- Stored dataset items
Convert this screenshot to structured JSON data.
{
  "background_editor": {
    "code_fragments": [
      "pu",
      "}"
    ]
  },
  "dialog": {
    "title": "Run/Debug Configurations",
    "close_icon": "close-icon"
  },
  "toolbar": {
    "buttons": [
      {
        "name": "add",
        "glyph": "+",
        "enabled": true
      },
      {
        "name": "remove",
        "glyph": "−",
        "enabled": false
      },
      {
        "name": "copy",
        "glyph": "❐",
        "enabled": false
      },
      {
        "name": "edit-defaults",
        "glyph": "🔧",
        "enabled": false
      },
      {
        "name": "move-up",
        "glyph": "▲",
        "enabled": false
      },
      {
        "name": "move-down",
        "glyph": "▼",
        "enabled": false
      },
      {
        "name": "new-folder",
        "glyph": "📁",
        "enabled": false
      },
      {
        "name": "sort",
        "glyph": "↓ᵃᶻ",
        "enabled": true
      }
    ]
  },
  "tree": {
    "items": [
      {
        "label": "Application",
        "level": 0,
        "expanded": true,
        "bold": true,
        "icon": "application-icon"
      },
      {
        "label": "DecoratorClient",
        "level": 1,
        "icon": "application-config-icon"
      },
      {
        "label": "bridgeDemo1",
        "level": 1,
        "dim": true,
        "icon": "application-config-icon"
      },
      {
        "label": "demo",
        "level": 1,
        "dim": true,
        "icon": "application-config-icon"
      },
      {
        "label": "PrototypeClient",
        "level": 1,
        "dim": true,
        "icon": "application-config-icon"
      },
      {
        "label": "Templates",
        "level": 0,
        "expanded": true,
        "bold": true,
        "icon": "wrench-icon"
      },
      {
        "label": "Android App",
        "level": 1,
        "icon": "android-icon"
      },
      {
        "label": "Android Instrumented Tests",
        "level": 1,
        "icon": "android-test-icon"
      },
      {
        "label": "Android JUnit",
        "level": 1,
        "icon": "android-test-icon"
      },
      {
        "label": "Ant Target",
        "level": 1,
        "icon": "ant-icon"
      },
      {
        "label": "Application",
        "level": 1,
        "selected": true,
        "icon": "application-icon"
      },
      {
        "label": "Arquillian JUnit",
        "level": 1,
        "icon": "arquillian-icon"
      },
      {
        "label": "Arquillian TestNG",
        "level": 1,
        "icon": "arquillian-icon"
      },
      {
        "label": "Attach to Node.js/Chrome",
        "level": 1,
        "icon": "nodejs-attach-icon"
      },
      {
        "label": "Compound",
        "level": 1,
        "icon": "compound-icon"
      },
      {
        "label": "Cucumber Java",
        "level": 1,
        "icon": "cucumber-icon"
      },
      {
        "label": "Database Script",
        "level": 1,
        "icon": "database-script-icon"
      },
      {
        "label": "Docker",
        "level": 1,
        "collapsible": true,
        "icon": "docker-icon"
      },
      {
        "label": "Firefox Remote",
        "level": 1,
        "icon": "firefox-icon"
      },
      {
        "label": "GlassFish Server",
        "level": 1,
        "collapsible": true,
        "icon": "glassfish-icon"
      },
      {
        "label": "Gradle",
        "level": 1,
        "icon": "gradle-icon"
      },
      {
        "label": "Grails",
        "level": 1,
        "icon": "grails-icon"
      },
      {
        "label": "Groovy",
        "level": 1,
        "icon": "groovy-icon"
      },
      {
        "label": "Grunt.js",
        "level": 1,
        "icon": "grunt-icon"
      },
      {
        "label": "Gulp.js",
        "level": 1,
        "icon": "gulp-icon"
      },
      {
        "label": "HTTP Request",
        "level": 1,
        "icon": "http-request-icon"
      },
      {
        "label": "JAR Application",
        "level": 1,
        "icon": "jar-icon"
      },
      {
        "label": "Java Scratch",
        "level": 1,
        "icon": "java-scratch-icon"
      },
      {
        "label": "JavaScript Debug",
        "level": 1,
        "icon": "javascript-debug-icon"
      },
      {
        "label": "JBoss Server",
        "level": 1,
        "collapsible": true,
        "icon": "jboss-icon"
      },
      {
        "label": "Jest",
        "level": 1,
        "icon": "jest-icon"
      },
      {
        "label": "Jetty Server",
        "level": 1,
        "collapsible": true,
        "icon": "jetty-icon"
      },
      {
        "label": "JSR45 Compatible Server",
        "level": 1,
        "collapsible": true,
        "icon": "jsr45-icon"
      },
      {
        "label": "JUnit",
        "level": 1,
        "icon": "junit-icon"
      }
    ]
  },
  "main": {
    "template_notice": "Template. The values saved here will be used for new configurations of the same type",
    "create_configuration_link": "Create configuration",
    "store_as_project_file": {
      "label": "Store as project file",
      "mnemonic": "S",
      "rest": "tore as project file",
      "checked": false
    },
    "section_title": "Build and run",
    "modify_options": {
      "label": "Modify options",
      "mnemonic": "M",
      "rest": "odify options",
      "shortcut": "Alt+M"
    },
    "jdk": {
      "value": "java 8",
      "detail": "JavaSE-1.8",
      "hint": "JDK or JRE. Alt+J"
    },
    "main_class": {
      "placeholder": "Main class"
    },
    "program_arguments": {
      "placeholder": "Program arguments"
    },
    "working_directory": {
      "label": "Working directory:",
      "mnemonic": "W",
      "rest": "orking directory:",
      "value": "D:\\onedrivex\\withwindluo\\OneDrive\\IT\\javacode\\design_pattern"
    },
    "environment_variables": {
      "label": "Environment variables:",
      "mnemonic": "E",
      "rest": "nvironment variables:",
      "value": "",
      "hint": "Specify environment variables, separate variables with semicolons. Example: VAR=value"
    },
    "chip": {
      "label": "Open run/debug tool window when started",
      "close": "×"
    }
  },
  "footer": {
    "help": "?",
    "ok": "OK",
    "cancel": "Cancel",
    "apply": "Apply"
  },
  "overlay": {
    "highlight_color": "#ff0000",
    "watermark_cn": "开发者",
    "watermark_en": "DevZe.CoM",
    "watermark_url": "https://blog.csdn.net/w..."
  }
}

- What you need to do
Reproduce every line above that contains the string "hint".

- The completed task
      "hint": "JDK or JRE. Alt+J"
      "hint": "Specify environment variables, separate variables with semicolons. Example: VAR=value"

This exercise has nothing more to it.